- OECD: fostering economic growth and development, while ensuring that natural assets continue to provide the resources and environmental services on which our well-being relies.
- World Bank: growth that is efficient in its use of natural resources, clean in that it minimizes pollution and environmental impacts, and resilient in that it accounts for natural hazards and the role of environmental management and natural capital in preventing physical disasters.
- GGGI: green growth is the new revolutionary development paradigm that sustains economic growth while at the same time ensuring climatic and environmental sustainability.
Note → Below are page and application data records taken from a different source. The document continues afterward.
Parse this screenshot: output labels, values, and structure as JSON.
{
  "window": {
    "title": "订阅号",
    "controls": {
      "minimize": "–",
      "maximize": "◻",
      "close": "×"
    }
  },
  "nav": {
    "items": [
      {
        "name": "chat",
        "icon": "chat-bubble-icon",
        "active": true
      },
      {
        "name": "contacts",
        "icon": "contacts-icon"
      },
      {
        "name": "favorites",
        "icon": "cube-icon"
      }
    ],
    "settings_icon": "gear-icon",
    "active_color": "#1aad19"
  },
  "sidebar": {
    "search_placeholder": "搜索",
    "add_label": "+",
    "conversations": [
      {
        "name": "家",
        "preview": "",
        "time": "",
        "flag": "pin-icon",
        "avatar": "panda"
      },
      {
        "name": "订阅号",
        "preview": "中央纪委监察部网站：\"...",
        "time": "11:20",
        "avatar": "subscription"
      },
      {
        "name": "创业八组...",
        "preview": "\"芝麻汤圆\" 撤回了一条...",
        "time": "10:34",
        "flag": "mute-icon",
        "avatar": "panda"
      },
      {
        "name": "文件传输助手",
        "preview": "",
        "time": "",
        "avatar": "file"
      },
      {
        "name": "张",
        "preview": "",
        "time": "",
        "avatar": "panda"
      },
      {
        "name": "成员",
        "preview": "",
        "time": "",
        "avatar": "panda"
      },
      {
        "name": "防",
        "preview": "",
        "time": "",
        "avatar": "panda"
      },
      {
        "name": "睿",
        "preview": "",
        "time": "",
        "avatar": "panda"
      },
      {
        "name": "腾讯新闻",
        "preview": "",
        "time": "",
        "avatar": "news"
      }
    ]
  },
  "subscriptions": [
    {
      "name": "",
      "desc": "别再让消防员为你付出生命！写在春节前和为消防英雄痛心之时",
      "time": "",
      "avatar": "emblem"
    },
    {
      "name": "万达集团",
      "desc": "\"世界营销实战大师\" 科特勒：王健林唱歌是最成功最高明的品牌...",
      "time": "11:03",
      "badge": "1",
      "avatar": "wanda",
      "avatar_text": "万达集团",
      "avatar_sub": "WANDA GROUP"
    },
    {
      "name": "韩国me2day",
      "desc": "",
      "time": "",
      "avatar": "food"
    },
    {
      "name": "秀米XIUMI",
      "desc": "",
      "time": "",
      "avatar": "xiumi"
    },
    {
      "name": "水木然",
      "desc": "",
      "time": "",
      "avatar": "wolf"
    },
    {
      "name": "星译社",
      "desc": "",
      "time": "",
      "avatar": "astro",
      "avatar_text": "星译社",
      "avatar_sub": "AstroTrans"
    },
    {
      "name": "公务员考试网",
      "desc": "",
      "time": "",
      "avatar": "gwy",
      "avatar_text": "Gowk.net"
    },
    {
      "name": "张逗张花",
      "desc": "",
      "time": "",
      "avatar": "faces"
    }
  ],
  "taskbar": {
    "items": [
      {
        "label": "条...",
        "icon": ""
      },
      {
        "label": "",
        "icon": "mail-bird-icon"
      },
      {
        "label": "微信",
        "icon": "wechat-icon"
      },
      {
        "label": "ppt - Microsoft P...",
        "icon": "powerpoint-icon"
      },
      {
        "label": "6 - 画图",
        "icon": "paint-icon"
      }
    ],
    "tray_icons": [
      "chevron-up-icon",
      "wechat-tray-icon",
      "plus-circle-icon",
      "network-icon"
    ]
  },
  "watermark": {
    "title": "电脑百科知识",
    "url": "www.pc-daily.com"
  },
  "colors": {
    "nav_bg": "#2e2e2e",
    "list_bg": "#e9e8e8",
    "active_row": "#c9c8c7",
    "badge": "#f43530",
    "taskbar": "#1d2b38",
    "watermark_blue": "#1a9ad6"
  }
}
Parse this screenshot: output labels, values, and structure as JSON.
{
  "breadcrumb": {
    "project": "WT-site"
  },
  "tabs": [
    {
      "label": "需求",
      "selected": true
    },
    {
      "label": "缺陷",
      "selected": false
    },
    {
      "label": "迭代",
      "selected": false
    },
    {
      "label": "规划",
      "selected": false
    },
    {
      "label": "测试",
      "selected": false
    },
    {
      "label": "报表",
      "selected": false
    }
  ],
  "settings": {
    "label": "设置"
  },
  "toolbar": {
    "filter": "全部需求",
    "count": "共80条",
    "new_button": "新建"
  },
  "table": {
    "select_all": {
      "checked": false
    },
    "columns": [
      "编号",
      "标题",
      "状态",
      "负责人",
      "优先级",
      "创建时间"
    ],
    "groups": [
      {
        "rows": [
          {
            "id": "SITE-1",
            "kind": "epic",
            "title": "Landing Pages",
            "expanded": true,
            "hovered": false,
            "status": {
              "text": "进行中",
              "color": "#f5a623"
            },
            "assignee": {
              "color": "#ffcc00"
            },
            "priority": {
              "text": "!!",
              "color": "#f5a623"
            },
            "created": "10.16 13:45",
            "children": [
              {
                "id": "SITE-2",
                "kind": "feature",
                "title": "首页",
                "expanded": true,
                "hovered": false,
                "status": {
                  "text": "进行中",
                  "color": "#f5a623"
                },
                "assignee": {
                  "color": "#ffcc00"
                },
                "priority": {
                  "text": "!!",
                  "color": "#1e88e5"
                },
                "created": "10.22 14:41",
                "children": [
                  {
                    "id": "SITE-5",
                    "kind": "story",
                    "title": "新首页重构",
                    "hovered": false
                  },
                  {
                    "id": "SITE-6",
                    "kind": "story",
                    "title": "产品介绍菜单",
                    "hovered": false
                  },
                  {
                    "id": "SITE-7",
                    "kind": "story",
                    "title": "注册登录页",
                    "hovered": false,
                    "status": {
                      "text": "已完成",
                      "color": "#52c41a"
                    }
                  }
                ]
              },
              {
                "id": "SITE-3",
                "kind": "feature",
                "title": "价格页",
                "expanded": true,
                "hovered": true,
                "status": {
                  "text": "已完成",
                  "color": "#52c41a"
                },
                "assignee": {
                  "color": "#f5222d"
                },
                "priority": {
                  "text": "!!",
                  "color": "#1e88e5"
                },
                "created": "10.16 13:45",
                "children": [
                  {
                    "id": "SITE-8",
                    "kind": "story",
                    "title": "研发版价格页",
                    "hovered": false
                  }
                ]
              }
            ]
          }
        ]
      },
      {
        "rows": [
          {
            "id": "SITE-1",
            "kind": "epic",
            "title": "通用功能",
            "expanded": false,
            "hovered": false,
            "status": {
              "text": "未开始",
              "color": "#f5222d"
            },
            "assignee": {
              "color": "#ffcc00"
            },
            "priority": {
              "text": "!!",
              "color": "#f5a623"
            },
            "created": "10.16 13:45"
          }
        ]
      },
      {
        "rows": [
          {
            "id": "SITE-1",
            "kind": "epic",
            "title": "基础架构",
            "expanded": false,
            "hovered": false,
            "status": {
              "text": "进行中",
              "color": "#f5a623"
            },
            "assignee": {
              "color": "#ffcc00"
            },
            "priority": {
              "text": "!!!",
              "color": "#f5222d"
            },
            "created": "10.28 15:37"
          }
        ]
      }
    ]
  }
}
It focuses on addressing the root causes of these challenges while ensuring the creation of the necessary channels for resource distribution and access to basic commodities for the impoverished.